With more knowledge about nutrition and training, Porter got himself back up to a solid 210 pounds. He now weighs an even more solid 220.
COURTESY OF LISA KEASEY • Matt Porter lives with his girlfriend Rachel Prince (right) in Beaverton, where he trains Prince and several others for contests. Their relationship, for the most part, happily exists in the gym.
After high school, the ex-husband of Porter's sister convinced him to compete in the teen division in the 2004 Northern Gold's Classic. Porter went on a seven-week crash diet to be lean for the show. The effort paid off; he won.
Bodybuilders are known for extreme diet and nutrition. Porter is no exception. He trains one body part a week. His diet is harsh, to say the least.
'There's no right way to train, there's no right way to diet,' Porter says. 'I could probably get into contest shape on McDonald's only. Would it be the best way? No.'
The bodybuilding season usually takes place during the summer. In the offseason, Porter eats 4,500 to 6,500 calories a day. His supplement list is extensive.
How much does he spend on food per week? Porter laughs. 'I don't even want to think (about it). I'll get depressed,' he says.
Ten weeks out from a competition, Porter begins trimming up. He follows a low-carb, low-fat, high-protein diet.
Porter's diet the day before competition reaches levels of insanity. Porter drops all sodium. He eats only protein and vegetables and drinks five gallons of water. Drinking that much water tricks his body. When he cuts off the water, 12 hours before a competition, his body excretes massive amounts of liquid.
The next morning, after spending the night making trips to the bathroom, Porter begins ingesting calorie-dense foods like pecan pie, cookies and pizza.
Being that dehydrated and introducing an influx of carbs, fat and sodium, any remaining water pulls from his skin to transport and digest the food. It gives Porter the onion thin skin he strives for.
Eating all those sweets sounds like fun. It's not. Porter says eating that much food without water is hell.
'But I prefer to suffer,' Porter says. 'It makes me feel like I'm doing something other people won't do - as sick as that sounds.'

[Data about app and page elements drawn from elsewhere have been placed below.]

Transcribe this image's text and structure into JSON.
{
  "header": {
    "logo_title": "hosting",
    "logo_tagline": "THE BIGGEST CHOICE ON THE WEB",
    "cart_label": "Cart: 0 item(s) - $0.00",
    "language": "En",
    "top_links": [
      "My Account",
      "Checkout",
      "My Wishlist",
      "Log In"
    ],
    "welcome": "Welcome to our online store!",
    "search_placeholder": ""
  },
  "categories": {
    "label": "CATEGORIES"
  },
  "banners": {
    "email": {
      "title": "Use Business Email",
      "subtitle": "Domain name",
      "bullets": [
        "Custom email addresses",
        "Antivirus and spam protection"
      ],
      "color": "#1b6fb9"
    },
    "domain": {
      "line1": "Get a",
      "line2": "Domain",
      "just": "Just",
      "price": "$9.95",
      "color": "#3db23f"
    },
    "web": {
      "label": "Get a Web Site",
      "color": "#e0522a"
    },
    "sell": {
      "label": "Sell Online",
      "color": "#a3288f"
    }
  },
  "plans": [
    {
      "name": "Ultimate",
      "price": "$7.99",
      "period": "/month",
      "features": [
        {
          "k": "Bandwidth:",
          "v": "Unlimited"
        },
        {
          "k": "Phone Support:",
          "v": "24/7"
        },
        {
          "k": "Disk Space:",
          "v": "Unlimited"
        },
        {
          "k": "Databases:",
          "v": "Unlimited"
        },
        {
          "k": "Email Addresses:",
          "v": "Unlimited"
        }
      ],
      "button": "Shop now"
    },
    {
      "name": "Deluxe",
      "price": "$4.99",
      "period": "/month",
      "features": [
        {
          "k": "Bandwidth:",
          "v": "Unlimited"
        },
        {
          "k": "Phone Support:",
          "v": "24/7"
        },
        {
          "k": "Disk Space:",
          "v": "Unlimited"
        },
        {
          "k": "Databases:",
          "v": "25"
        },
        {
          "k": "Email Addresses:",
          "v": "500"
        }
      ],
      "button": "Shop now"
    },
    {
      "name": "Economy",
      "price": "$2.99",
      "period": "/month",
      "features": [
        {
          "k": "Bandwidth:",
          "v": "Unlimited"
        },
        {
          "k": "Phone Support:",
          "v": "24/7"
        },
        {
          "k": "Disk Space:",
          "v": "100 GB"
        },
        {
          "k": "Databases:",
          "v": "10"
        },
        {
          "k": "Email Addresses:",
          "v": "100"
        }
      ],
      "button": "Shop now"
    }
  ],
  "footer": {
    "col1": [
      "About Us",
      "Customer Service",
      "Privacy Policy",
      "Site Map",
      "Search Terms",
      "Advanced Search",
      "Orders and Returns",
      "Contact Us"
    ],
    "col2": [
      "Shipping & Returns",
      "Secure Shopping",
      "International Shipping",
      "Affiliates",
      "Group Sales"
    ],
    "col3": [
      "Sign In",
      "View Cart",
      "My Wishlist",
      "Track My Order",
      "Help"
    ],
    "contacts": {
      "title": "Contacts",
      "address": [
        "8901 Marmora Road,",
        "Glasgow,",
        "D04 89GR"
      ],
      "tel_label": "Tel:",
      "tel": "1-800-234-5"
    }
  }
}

In 2006, Rachel Prince competed in her first figure bodybuilding contest at the Washington state championships. At that contest, Prince first noticed Porter, who won the heavyweight novice overall contest.
Soon after, Prince found Porter on Myspace, and the two hit it off. In 2007, Prince moved from Bellingham, Wash., to Portland to be closer to Porter.
Prince and Porter live together in Beaverton. Prince does the bills, cleaning and laundry. Porter cooks the food.
Porter trains Prince and several others for contests. With Porter's help, Prince took second in the John Lindsay's contest in San Francisco.
Their relationship, for the most part, exists in the gym. Prince works early, Porter works late at the Vitamin Shoppe in Portland.
'When (Matt) gets home from work, we have a shake together, say 'How was your day?', give each other a hug and kiss, and all right, let's go to the gym.' Prince says.
Porter says he will never be satisfied with his body.
'You've got to always stay hungry,' Porter says. 'Once you're satisfied, what's the point?'